--- ACTION ITEM ---
Look through the material for lines with the word "comment", and copy each one.

++++

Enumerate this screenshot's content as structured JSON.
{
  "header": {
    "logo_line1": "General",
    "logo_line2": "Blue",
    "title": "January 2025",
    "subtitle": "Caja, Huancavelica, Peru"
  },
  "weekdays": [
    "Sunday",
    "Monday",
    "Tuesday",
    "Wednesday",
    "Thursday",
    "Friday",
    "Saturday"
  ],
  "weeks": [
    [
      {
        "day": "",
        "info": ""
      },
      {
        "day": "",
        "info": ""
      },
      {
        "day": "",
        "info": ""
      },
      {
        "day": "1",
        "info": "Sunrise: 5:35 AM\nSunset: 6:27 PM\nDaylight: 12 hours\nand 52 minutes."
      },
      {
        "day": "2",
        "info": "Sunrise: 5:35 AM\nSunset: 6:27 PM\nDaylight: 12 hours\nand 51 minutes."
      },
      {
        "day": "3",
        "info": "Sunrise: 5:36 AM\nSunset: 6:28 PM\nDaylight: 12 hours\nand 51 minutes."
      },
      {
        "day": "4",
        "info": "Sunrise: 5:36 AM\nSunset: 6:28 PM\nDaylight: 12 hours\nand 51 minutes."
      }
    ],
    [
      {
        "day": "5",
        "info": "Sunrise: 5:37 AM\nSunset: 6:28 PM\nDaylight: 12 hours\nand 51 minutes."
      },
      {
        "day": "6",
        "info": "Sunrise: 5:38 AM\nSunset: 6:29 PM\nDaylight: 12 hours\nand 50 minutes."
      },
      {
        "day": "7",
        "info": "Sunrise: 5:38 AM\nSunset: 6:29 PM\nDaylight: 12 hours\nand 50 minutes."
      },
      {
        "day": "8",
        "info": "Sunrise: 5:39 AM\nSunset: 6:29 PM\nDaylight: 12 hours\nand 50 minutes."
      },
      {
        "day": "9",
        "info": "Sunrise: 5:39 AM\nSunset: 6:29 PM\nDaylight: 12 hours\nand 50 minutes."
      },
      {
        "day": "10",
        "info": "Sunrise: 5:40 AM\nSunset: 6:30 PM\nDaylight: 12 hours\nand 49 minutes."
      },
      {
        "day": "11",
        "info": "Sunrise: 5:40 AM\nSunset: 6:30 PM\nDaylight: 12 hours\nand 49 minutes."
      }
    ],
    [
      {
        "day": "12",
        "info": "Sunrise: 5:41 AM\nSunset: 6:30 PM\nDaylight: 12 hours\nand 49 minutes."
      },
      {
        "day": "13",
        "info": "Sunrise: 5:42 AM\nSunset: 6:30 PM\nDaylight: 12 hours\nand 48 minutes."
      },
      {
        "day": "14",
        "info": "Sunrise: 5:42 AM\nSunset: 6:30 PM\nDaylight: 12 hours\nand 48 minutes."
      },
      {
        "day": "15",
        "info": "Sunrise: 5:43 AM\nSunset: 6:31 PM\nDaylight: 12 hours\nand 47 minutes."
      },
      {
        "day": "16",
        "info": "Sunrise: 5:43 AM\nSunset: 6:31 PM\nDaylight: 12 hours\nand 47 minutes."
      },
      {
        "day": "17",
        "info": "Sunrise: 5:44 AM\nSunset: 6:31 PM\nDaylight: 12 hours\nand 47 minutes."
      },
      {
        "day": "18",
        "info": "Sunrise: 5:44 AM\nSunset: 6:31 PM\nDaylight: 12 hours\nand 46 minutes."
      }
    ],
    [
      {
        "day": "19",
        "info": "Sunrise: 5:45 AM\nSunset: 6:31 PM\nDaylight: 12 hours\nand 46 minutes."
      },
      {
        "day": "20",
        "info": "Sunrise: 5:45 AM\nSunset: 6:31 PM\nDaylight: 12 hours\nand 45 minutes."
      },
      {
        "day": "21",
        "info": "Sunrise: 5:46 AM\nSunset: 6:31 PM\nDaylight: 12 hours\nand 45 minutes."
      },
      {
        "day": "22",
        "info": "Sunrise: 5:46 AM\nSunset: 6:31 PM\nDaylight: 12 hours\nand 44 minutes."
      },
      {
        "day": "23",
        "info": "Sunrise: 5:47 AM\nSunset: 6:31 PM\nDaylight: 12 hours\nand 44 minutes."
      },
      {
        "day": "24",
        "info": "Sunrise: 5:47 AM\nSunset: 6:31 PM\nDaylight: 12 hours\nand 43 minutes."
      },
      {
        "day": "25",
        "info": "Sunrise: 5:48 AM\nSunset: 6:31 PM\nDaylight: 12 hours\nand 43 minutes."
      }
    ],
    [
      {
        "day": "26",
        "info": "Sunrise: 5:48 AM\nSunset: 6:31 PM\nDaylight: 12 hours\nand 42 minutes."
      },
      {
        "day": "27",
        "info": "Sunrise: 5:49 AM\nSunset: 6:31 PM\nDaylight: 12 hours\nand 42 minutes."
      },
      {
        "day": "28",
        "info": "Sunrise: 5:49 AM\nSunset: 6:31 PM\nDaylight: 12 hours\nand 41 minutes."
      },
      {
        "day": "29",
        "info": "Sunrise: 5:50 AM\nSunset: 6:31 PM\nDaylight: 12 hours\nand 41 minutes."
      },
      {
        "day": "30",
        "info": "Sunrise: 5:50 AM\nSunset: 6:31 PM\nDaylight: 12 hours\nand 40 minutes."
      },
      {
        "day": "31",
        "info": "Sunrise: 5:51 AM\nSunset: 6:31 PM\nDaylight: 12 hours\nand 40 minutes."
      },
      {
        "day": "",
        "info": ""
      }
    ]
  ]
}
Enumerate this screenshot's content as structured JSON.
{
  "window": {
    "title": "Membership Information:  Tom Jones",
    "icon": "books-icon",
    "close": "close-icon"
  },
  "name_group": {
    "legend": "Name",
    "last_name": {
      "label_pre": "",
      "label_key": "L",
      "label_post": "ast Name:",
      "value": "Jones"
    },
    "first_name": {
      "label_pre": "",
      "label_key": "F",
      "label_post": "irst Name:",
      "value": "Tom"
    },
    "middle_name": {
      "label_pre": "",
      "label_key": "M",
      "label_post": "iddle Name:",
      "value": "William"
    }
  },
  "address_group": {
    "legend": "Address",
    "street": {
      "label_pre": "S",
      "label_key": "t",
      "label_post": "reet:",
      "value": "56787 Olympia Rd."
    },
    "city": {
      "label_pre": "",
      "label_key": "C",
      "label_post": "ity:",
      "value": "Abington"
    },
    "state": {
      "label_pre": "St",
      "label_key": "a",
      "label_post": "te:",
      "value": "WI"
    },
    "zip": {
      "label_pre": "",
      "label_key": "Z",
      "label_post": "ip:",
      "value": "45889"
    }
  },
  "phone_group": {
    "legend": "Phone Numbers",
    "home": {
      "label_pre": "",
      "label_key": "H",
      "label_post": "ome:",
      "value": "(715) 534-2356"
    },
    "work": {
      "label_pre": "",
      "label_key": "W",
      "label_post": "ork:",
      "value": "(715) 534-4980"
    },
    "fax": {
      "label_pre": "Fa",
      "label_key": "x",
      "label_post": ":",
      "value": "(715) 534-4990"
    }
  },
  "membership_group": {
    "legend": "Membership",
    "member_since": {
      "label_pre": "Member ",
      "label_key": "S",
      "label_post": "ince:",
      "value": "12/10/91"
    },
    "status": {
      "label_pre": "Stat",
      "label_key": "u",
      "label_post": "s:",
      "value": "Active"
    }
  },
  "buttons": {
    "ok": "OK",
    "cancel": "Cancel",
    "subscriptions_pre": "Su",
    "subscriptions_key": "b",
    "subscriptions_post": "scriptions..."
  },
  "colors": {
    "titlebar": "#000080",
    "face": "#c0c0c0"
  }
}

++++

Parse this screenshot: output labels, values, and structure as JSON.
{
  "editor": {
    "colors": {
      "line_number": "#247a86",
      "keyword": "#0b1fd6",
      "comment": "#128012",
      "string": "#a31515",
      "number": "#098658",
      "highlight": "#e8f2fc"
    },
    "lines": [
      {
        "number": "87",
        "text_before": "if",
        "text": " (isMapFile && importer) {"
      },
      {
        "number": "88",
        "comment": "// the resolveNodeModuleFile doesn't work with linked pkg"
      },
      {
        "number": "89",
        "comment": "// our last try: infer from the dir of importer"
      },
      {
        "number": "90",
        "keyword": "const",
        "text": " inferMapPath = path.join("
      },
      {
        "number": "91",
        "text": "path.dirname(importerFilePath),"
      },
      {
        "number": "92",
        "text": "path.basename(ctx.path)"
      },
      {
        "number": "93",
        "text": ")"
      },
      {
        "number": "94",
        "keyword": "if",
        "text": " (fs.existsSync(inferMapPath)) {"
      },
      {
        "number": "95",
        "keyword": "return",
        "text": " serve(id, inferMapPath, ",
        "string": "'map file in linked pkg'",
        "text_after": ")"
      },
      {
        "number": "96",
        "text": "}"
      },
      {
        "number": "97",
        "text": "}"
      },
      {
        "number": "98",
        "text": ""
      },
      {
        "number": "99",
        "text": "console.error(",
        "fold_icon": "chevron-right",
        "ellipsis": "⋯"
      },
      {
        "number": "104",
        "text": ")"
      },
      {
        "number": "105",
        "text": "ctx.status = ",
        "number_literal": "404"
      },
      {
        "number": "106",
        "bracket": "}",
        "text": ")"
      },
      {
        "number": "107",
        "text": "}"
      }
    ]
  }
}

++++

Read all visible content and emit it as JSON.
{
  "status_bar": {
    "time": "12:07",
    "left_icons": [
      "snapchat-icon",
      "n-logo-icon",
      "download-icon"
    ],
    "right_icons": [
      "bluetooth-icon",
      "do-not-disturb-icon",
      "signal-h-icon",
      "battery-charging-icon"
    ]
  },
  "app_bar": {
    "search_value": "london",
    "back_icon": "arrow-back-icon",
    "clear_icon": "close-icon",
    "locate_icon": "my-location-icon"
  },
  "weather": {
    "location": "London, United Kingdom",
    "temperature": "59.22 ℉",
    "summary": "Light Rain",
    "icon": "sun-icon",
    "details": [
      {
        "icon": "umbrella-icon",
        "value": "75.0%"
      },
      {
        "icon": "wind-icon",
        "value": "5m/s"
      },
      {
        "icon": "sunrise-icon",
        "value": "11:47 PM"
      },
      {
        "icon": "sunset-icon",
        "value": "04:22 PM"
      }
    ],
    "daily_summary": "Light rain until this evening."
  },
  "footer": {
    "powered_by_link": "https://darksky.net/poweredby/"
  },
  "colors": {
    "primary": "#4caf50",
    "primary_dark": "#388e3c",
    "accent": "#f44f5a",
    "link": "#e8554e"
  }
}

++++

--- EXERCISE RESPONSE ---
      "comment": "#128012",
        "comment": "// the resolveNodeModuleFile doesn't work with linked pkg"
        "comment": "// our last try: infer from the dir of importer"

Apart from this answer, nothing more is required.